#### Exercise directions
Check each line below for the word "Artikel". How many have it? Answer with the number only.
[Opening Exercise material section]
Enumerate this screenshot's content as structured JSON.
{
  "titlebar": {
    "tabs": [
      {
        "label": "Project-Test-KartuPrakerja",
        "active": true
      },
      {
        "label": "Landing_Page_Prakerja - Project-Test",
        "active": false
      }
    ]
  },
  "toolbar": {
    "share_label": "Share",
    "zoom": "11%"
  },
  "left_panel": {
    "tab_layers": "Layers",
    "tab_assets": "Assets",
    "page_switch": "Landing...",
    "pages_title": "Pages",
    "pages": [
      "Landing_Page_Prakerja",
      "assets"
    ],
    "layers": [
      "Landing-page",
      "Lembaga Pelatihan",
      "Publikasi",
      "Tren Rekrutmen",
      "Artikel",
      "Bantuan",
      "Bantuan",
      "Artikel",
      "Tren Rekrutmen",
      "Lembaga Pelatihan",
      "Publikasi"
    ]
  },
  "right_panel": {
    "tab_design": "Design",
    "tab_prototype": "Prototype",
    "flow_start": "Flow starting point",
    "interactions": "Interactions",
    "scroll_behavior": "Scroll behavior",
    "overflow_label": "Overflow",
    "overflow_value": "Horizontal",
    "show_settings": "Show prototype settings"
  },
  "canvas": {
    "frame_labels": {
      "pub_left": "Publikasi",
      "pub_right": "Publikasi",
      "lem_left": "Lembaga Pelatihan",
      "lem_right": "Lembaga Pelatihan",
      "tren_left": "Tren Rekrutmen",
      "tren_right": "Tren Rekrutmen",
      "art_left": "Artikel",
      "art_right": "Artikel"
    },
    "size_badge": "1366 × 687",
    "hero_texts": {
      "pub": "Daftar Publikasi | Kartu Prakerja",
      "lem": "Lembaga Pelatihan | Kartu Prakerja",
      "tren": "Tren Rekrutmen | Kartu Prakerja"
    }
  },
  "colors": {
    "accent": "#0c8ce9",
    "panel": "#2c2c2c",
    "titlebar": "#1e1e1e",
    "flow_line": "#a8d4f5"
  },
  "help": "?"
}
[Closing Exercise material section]
#### Answer section
4